**** SUPPLIED INFORMATION

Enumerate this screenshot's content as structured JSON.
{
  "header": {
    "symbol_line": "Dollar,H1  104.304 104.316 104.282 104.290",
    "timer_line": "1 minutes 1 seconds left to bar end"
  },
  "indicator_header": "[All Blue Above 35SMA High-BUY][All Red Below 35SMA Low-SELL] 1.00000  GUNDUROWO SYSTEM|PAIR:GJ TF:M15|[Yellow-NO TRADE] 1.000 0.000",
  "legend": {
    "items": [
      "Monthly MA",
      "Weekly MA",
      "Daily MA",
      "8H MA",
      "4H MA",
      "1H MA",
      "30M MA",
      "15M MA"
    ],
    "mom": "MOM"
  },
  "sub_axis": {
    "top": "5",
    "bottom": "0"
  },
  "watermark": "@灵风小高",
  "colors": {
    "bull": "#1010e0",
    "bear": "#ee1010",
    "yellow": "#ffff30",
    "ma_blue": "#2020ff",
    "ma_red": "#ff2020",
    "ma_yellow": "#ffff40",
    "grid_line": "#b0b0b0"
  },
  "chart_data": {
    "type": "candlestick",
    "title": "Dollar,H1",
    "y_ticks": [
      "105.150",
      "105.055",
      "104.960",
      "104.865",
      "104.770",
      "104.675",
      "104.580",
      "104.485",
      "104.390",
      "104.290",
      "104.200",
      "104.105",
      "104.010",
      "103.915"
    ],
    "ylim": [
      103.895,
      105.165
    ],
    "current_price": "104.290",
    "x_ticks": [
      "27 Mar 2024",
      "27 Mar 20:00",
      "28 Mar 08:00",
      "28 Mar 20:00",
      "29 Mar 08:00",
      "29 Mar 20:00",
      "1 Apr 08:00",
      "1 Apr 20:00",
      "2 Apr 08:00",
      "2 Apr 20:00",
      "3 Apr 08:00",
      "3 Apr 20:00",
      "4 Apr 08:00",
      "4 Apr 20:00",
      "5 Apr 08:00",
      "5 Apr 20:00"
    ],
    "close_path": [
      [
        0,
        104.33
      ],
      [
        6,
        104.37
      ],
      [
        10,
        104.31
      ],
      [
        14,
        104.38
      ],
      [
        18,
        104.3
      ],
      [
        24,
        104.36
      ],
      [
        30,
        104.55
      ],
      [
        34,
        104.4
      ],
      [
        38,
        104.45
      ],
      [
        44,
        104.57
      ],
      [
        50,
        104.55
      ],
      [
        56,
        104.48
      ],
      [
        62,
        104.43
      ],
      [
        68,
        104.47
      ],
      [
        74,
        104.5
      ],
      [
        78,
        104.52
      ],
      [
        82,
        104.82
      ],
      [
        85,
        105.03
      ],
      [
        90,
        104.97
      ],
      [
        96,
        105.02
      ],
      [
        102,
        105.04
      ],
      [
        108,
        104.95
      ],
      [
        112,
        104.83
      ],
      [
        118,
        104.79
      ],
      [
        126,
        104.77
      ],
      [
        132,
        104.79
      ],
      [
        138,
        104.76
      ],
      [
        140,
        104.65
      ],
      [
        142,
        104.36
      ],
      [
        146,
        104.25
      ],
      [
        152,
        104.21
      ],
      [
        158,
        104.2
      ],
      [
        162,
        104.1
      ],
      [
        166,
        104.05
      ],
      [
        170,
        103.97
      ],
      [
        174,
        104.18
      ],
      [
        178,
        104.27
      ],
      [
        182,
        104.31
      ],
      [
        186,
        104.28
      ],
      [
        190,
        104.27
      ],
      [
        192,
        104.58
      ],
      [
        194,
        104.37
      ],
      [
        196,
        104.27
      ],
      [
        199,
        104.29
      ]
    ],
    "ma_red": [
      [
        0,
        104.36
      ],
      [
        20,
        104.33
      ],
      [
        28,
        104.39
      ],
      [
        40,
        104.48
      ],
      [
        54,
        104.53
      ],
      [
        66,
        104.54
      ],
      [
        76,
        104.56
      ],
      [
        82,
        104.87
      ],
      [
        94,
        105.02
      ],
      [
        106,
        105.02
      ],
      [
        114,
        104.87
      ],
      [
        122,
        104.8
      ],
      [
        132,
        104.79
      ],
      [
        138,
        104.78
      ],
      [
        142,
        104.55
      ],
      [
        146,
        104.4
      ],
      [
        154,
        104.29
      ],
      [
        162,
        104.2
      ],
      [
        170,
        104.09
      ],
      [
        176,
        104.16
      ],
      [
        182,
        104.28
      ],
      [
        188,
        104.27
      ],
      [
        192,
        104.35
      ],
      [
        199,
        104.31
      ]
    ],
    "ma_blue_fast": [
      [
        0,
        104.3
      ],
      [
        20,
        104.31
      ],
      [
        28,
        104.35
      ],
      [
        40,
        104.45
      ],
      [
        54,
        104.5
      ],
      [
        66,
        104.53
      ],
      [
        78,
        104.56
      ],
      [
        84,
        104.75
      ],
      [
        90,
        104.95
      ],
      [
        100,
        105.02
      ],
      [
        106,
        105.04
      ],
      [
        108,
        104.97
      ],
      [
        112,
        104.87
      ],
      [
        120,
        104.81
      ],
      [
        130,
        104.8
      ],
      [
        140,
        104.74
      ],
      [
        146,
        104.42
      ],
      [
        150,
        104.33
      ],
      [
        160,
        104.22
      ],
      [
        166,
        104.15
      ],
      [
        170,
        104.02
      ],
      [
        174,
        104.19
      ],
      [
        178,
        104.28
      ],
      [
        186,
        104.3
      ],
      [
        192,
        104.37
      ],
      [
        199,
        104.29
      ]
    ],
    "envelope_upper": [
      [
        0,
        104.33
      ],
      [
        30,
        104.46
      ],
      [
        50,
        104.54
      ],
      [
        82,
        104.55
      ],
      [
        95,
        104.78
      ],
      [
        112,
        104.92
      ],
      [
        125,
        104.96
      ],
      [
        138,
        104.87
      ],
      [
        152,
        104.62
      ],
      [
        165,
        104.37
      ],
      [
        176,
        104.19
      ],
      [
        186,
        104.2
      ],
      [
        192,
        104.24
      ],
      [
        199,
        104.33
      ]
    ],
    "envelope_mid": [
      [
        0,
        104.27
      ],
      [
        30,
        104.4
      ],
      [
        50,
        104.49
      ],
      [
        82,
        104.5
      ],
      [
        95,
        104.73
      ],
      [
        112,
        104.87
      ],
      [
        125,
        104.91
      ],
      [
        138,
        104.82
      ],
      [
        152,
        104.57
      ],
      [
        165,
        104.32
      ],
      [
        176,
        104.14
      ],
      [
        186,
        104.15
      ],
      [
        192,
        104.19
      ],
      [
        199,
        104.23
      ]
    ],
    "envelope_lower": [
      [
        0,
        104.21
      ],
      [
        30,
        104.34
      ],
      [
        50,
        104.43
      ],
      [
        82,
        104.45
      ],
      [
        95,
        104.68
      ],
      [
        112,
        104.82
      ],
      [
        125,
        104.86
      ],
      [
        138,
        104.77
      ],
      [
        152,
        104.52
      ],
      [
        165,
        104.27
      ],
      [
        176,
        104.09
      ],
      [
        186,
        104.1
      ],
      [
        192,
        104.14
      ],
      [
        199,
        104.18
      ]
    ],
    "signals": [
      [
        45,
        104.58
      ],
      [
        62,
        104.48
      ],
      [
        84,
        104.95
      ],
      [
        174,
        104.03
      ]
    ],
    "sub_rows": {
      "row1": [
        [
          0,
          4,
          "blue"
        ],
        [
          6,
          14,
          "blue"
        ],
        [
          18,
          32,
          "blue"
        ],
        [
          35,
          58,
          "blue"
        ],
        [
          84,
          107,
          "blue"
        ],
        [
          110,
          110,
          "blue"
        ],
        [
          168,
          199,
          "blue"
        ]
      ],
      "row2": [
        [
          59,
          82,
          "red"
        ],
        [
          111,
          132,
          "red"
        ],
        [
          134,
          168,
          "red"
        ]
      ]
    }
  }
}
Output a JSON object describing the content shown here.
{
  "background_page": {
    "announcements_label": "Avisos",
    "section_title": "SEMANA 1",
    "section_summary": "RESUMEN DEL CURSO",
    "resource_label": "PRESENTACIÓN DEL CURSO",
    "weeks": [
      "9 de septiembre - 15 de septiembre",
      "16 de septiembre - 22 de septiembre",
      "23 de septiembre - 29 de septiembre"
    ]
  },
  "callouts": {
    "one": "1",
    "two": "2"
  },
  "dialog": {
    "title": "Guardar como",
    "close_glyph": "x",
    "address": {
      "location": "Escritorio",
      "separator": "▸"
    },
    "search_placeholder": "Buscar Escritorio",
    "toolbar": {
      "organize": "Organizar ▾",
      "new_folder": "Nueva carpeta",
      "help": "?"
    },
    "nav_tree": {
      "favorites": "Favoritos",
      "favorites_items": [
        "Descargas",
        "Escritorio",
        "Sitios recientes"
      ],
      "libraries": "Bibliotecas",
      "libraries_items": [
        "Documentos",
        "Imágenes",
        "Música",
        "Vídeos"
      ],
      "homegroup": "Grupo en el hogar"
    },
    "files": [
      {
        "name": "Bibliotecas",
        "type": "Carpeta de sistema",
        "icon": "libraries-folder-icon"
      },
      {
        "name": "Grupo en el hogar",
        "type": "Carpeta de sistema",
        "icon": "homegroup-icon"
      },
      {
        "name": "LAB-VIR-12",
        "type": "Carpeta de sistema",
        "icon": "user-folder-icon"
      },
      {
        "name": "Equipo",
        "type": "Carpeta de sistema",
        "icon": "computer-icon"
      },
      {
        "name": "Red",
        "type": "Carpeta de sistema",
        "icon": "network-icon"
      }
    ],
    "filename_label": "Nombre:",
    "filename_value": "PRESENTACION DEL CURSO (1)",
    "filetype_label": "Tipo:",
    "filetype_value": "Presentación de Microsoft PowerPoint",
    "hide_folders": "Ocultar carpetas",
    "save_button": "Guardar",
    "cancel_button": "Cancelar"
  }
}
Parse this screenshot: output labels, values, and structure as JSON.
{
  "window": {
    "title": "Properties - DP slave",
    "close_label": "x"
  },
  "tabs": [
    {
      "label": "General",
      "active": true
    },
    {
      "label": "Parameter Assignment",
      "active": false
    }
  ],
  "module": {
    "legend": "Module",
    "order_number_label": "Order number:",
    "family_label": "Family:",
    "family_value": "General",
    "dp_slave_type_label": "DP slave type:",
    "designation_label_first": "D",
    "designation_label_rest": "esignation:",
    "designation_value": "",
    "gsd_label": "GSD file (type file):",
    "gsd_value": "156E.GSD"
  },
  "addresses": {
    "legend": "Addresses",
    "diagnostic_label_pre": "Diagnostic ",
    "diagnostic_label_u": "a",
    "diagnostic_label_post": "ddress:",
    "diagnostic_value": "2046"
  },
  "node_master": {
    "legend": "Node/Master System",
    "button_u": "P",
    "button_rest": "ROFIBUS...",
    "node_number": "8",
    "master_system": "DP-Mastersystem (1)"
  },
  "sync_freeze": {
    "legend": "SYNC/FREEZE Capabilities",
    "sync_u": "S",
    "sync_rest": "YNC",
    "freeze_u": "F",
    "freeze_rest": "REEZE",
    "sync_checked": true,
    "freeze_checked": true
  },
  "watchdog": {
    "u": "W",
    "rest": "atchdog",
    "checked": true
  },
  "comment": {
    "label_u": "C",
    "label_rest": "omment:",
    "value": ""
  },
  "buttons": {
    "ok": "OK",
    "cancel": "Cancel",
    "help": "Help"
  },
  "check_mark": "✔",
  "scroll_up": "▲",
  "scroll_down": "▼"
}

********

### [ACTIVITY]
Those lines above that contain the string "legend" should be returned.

### [OUTPUT BELOW]
  "legend": {
    "legend": "Module",
    "legend": "Addresses",
    "legend": "Node/Master System",
    "legend": "SYNC/FREEZE Capabilities",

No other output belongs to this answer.